In England at the end of 1948, the Statute Book printed by authority consisted of the twenty-four volumes of The Statutes: Second Revised Edition and the thirty-three volumes of Public General Acts published annually since 1920, making in all fifty-seven volumes.[2]

In A First Book of English Law, Owen Hood Phillips said that there is no Statute Book.[3] John Baker said that "the statute book" was no closer to being a historical entity than "the" register of writs was.[4]

In autumn 1947, the Statute Law Committee was given terms of reference "to consider the steps necessary to bring the Statute Book up to date by consolidation, revision, and otherwise".[5]

ReferencesEdit

  1. ^ William Twining and David Miers. How to do Things with Rules. Third Edition. Weidenfeld and Nicolson. London. 1991. Page 334.
  2. ^ The Statutes Revised. Third Edition. HMSO. 1950. Volume I. Page ix.
  3. ^ O. Hood Phillips. A First Book of English Law. Fourth Edition. Sweet & Maxwell. 1960. Page 94.
  4. ^ Baker, J H. An Introduction to English Legal History. Third Edition.

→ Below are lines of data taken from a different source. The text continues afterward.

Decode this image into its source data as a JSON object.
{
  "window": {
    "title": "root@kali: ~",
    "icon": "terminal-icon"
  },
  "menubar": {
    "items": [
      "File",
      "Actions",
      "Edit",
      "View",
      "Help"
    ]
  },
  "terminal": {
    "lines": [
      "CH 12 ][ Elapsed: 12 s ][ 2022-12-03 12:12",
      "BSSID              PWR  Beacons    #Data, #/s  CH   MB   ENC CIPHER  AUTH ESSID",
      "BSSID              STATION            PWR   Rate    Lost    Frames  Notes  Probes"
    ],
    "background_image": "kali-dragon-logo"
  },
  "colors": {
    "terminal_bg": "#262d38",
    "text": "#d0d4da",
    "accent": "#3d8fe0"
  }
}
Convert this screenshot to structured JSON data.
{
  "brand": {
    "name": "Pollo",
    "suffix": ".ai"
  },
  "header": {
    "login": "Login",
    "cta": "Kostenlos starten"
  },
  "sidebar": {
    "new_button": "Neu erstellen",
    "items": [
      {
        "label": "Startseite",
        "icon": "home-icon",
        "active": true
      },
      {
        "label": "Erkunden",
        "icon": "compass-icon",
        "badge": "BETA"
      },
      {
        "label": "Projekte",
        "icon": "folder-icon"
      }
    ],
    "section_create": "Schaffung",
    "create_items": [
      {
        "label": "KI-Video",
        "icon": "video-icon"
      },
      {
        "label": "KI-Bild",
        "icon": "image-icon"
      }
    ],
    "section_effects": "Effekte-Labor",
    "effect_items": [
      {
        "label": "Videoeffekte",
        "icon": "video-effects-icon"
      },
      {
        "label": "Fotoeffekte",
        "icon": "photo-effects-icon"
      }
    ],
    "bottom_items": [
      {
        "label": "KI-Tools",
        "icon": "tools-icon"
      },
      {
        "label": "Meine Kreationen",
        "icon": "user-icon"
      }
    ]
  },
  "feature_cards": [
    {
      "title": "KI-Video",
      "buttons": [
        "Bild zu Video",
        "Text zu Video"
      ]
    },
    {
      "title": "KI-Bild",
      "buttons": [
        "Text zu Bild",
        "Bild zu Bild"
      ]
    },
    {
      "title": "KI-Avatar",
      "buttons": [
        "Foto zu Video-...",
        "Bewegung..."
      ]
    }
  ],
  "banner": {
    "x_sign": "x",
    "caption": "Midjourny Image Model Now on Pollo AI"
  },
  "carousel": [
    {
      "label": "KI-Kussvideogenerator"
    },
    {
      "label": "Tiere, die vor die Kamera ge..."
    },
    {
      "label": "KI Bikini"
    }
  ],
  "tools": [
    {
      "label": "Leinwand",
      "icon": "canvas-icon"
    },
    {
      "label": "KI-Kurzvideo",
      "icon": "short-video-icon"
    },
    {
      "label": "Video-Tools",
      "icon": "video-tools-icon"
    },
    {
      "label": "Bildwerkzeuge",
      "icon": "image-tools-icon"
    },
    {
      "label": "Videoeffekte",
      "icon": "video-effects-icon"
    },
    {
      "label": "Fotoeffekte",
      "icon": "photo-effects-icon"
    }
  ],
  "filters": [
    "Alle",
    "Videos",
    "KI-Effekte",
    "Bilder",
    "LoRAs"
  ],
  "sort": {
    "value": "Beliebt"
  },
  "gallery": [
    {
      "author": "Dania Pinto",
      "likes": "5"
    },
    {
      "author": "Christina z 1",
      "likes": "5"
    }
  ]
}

Butterworths. 1990. ISBN 0406531013. Page 234.
  5. ^ The Statutes Revised. Third Edition. HMSO. 1950. Volume I. Page x.